Today will turn out to be a good day for fishing skrei, which is the Norwegian name for the spawning Norwegian Atlantic cod.

Enormous shoals of tasty white gold

Below the surface of Vestfjorden in Northern Norway, this unique visitor returns year after year - by the billion.

Skrei means “wanderer,” referring to the 600-mile journey these cod make every year from the icy Barents Sea to the somewhat warmer waters off the Northern Norwegian coast to spawn. The epicenter for this seasonal event is the Lofoten and Vesterålen islands.

Skrei is strictly seasonal and skrei fishing is closely monitored. Every year, the inhabitants of Norway eagerly await the return of their special seasonal cod, and more and more discerning consumers worldwide are discovering the sublime quality and flavor as well. The swim through the rough Barents Sea gives skrei its distinctive firm and lean white meat.

Available only during the winter season, fresh skrei has become one of Norway’s most sought-after seafood exports, celebrated by chefs in some of the world’s finest restaurants. Skrei is also the only seafood product in the world with its own quality patrol, working throughout the season to ensure the best quality fish from sea to table.

Something big is going on

Back in Lofoten, February is drawing to a close.

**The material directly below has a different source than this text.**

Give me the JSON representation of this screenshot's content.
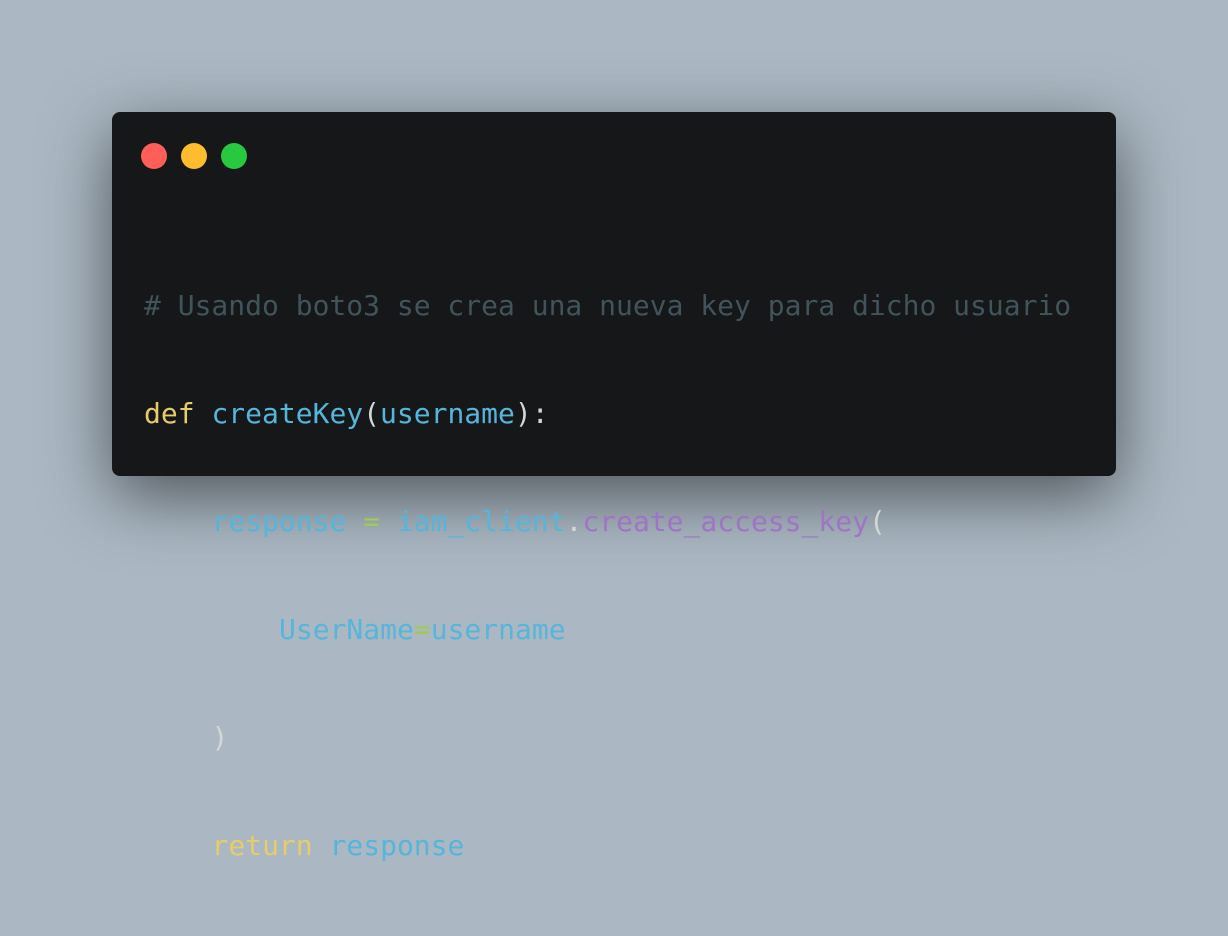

This year’s skrei season has only just begun, and something’s going on. Something big. There have been credible reports of large schools of skrei finally making their way down south, impossible to miss for seasoned fishers.

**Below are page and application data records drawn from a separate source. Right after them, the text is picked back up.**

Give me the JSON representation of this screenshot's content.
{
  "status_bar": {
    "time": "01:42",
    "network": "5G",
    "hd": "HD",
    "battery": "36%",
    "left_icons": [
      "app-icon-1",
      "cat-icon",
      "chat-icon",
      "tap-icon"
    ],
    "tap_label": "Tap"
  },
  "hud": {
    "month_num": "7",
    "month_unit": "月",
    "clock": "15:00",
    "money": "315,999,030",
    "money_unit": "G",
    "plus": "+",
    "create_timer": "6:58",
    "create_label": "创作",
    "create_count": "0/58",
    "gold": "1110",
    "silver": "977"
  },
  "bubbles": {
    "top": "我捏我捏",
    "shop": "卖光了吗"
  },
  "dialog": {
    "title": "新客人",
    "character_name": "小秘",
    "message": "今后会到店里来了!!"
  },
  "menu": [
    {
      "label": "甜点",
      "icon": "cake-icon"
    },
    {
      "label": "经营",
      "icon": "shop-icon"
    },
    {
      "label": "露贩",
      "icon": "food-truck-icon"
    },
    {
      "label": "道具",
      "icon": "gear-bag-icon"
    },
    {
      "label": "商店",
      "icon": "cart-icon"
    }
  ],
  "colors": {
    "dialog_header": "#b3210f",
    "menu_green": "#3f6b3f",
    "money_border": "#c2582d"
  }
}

No wonder the captain and owner of the fishing boat Storstein, Arve Guttelvik, is in an optimistic mood. After being forced to dock for some time due to mechanical problems, Arve is ready to try his luck and test his skills once again. He has even put on a novelty hat for the occasion, as if to sweeten the pill for the non-professional guests present on his boat this morning:

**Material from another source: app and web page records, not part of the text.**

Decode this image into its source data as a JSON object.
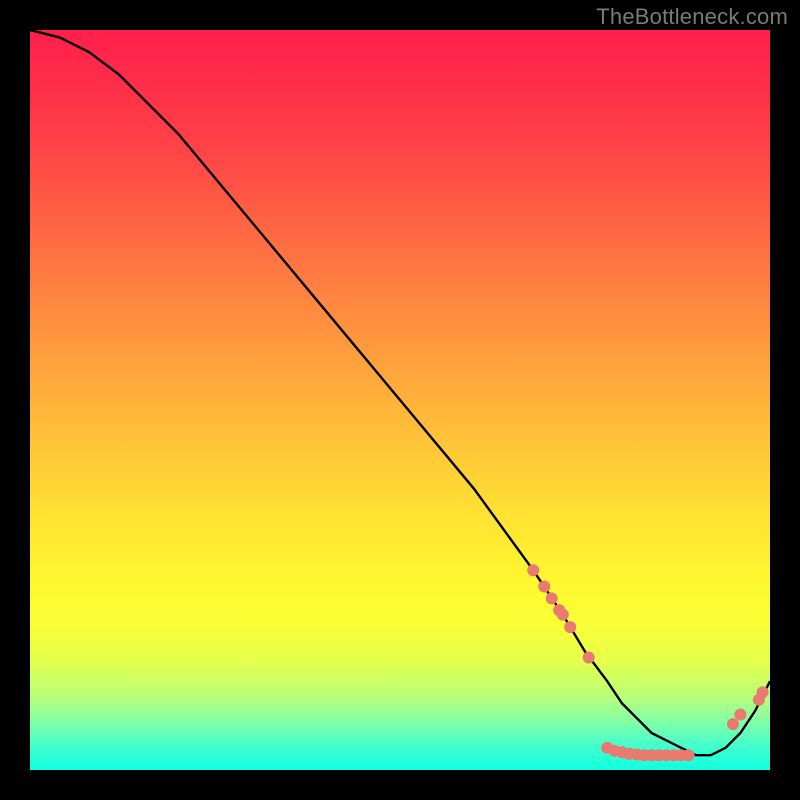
{
  "watermark": "TheBottleneck.com",
  "colors": {
    "page_bg": "#000000",
    "curve": "#000000",
    "dot": "#e87a6f",
    "watermark_text": "#7a7a7a"
  },
  "chart_data": {
    "type": "line",
    "title": "",
    "xlabel": "",
    "ylabel": "",
    "xlim": [
      0,
      100
    ],
    "ylim": [
      0,
      100
    ],
    "grid": false,
    "legend": false,
    "series": [
      {
        "name": "bottleneck-curve",
        "x": [
          0,
          4,
          8,
          12,
          20,
          30,
          40,
          50,
          60,
          68,
          72,
          75,
          78,
          80,
          82,
          84,
          86,
          88,
          90,
          92,
          94,
          96,
          98,
          100
        ],
        "values": [
          100,
          99,
          97,
          94,
          86,
          74,
          62,
          50,
          38,
          27,
          21,
          16,
          12,
          9,
          7,
          5,
          4,
          3,
          2,
          2,
          3,
          5,
          8,
          12
        ]
      }
    ],
    "markers": [
      {
        "x": 68.0,
        "y": 27.0
      },
      {
        "x": 69.5,
        "y": 24.8
      },
      {
        "x": 70.5,
        "y": 23.2
      },
      {
        "x": 71.5,
        "y": 21.6
      },
      {
        "x": 72.0,
        "y": 21.0
      },
      {
        "x": 73.0,
        "y": 19.3
      },
      {
        "x": 75.5,
        "y": 15.2
      },
      {
        "x": 78.0,
        "y": 3.0
      },
      {
        "x": 79.0,
        "y": 2.6
      },
      {
        "x": 80.0,
        "y": 2.4
      },
      {
        "x": 81.0,
        "y": 2.2
      },
      {
        "x": 82.0,
        "y": 2.1
      },
      {
        "x": 83.0,
        "y": 2.0
      },
      {
        "x": 84.0,
        "y": 2.0
      },
      {
        "x": 85.0,
        "y": 2.0
      },
      {
        "x": 86.0,
        "y": 2.0
      },
      {
        "x": 87.0,
        "y": 2.0
      },
      {
        "x": 88.0,
        "y": 2.0
      },
      {
        "x": 89.0,
        "y": 2.0
      },
      {
        "x": 95.0,
        "y": 6.2
      },
      {
        "x": 96.0,
        "y": 7.5
      },
      {
        "x": 98.5,
        "y": 9.5
      },
      {
        "x": 99.0,
        "y": 10.5
      }
    ]
  }
}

“When you’re a true fisherman, you spend the day - not part of it, but all day - out there.”

Fair warning. Out there, into the open seas, we go.

In cod we trust

“Satan in London!” the ship’s senior crew member shouts somewhat curiously, as a piece of equipment gets stuck while he was busy trying to haul in the seine a few hours later. Expletives such as this, along with creative swearing and ancient incantations, are all part of the Northern Norwegian fishing tradition, as are certain mythical beliefs. Did you know, for instance, that making love before heading out to fish is believed to help secure a great catch?

Undoubtedly, cod has been a major Norwegian export ever since the Viking Age. The region’s most important livelihood has been a primary source of income and pride for many people along the Northern coast since time immemorial.

As the mayor of Vågan, Eivind Holst, pointed out before last year’s World Cod Fishing Championship - “This annual winter adventure has secured the inhabitants of Lofoten easy access to food for 10,000 years. Hundreds of generations of fishermen and their families along the Norwegian coastline have survived because of Lofoten and its resources.”

A sustainable sensation

In 2019, fishing the Norwegian Atlantic cod may be less about desperate survival and more about harvesting the marine resources in a way that is both profitable and sustainable. The latter is crucial here in Norway.

In fact, the Norwegian Atlantic cod stock has been classified as having full reproductive capacity by the International Council for the Exploration of the Sea – thus deeming its harvesting sustainable.  The gift will keep on giving, it seems.

As for the Storstein, it’s late in the evening when captain Arve Guttelvik and his crew return to the fish landing in Henningsvær. The result? Close to 22 tons of the most delicious fish the sea has to offer.

The boat’s elder gets the final, typically understated, word.

Not bad. Not bad at all, goddammit.